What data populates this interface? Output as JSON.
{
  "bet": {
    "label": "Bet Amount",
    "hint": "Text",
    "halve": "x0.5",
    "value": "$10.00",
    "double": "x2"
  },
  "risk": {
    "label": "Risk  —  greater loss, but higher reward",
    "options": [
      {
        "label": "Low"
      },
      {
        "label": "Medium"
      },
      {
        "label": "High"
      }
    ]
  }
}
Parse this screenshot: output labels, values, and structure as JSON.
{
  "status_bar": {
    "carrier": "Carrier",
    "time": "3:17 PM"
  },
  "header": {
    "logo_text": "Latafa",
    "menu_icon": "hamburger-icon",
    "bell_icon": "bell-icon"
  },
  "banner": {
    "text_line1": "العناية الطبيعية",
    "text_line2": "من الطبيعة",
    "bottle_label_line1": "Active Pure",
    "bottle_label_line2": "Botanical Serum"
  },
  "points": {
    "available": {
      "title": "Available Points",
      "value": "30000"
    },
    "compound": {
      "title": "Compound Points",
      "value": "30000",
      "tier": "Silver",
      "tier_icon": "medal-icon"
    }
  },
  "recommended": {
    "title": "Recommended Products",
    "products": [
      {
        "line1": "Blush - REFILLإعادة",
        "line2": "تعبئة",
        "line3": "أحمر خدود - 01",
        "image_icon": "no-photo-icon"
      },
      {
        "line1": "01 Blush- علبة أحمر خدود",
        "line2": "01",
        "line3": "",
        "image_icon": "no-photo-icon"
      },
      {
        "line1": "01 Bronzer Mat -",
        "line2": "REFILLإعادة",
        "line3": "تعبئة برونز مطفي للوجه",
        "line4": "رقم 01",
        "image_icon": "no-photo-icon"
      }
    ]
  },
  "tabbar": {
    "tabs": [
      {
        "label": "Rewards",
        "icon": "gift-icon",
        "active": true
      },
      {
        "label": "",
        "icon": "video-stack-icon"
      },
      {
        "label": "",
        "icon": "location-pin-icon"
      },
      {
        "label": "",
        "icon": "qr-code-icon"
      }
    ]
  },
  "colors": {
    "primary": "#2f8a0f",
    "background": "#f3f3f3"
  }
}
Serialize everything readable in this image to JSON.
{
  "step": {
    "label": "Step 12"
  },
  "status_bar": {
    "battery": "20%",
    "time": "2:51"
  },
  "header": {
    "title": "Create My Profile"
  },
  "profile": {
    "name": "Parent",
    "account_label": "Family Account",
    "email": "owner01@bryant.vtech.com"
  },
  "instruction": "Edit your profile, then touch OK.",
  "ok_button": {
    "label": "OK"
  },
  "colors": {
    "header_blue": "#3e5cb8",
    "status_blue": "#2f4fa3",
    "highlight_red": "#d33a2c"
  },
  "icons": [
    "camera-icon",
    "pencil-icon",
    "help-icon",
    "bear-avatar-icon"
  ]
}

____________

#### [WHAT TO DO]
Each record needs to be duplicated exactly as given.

#### [COMPLETED EXERCISE]
What data populates this interface? Output as JSON.
{
  "bet": {
    "label": "Bet Amount",
    "hint": "Text",
    "halve": "x0.5",
    "value": "$10.00",
    "double": "x2"
  },
  "risk": {
    "label": "Risk  —  greater loss, but higher reward",
    "options": [
      {
        "label": "Low"
      },
      {
        "label": "Medium"
      },
      {
        "label": "High"
      }
    ]
  }
}
Parse this screenshot: output labels, values, and structure as JSON.
{
  "status_bar": {
    "carrier": "Carrier",
    "time": "3:17 PM"
  },
  "header": {
    "logo_text": "Latafa",
    "menu_icon": "hamburger-icon",
    "bell_icon": "bell-icon"
  },
  "banner": {
    "text_line1": "العناية الطبيعية",
    "text_line2": "من الطبيعة",
    "bottle_label_line1": "Active Pure",
    "bottle_label_line2": "Botanical Serum"
  },
  "points": {
    "available": {
      "title": "Available Points",
      "value": "30000"
    },
    "compound": {
      "title": "Compound Points",
      "value": "30000",
      "tier": "Silver",
      "tier_icon": "medal-icon"
    }
  },
  "recommended": {
    "title": "Recommended Products",
    "products": [
      {
        "line1": "Blush - REFILLإعادة",
        "line2": "تعبئة",
        "line3": "أحمر خدود - 01",
        "image_icon": "no-photo-icon"
      },
      {
        "line1": "01 Blush- علبة أحمر خدود",
        "line2": "01",
        "line3": "",
        "image_icon": "no-photo-icon"
      },
      {
        "line1": "01 Bronzer Mat -",
        "line2": "REFILLإعادة",
        "line3": "تعبئة برونز مطفي للوجه",
        "line4": "رقم 01",
        "image_icon": "no-photo-icon"
      }
    ]
  },
  "tabbar": {
    "tabs": [
      {
        "label": "Rewards",
        "icon": "gift-icon",
        "active": true
      },
      {
        "label": "",
        "icon": "video-stack-icon"
      },
      {
        "label": "",
        "icon": "location-pin-icon"
      },
      {
        "label": "",
        "icon": "qr-code-icon"
      }
    ]
  },
  "colors": {
    "primary": "#2f8a0f",
    "background": "#f3f3f3"
  }
}
Serialize everything readable in this image to JSON.
{
  "step": {
    "label": "Step 12"
  },
  "status_bar": {
    "battery": "20%",
    "time": "2:51"
  },
  "header": {
    "title": "Create My Profile"
  },
  "profile": {
    "name": "Parent",
    "account_label": "Family Account",
    "email": "owner01@bryant.vtech.com"
  },
  "instruction": "Edit your profile, then touch OK.",
  "ok_button": {
    "label": "OK"
  },
  "colors": {
    "header_blue": "#3e5cb8",
    "status_blue": "#2f4fa3",
    "highlight_red": "#d33a2c"
  },
  "icons": [
    "camera-icon",
    "pencil-icon",
    "help-icon",
    "bear-avatar-icon"
  ]
}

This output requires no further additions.